As the air grows colder and the days get shorter, you may wonder if you need to change your pet’s diet
When home is where it’s perennially warm:
Your dog or cat lives indoors, it’s unlikely that you’ll need to change your pet’s diet during cooler months, as long as his or her activity level stays about the same. If your dog lives primarily outdoors, however, you may need to make minor adjustments.
Indoor dogs living in four-season areas:
Our furry friends who live predominantly indoors in cold, snowy areas depend on us for their daily dose of exercise. Since less exercise means fewer calories used,so feed less. The other option is to maintain the same activity level no matter what the weather, you may need to increase your furry friend’s food.
Dogs with outdoor residences in four-season locales:
If your dog lives outdoors almost exclusively during the cold winter months, you’ll have to change his diet. Like us, dogs (and cats) shiver to keep a consistent body temperature. But shivering uses a lot of energy (calories). So your dog may need two to three times their normal amount of calories during cold weather. The increase in calories leads to more fat accumulation and helps compensate for the calories lost to shivering.
It’s not only about the cold (and snow):
Cold temperatures aren’t the only environmental factor that affects our pets’ nutritional needs during late autumn and winter. A decrease in daylight triggers changes in our dogs’ metabolism, slowing it down to conserve energy and promoting fat accumulation to help protect dogs from the upcoming cold.
And then there are cats:

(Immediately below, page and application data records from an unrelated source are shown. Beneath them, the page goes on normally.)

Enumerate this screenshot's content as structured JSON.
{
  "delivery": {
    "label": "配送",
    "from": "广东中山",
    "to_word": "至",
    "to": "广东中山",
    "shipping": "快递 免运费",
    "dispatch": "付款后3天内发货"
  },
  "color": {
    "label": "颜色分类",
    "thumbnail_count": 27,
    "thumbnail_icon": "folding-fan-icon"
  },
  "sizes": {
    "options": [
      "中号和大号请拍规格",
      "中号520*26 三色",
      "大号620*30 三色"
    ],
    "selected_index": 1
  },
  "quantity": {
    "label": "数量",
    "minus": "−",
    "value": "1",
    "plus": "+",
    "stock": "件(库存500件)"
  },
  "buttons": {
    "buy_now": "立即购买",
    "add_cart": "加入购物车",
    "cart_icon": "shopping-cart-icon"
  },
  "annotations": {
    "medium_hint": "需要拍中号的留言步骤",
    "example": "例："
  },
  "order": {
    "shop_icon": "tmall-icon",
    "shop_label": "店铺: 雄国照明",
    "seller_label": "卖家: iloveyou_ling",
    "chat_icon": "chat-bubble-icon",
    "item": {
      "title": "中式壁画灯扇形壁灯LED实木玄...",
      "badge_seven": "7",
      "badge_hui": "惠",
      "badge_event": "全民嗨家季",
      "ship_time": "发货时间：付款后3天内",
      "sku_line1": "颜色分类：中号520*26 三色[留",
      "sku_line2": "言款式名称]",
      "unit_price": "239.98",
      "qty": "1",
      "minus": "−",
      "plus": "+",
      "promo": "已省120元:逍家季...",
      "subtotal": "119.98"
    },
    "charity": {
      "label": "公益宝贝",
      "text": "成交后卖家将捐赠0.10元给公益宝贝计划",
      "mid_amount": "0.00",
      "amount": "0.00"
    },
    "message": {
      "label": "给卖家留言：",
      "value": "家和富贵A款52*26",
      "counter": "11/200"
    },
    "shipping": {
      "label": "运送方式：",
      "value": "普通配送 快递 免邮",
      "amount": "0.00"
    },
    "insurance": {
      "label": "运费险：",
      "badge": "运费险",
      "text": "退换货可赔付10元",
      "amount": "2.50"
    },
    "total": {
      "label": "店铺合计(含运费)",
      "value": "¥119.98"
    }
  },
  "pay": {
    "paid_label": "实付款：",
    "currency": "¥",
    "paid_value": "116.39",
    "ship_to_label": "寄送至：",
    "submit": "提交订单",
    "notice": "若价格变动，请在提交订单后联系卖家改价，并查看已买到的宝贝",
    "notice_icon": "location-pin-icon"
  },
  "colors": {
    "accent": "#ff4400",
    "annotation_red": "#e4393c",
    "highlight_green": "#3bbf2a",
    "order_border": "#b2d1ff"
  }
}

Indoor cats who get a consistent amount of activity from one season to the next don’t need more food during the winter. And like dogs, cats that spend a lot of time outside during cold weather will need more food to maintain a consistent body temperature without losing weight.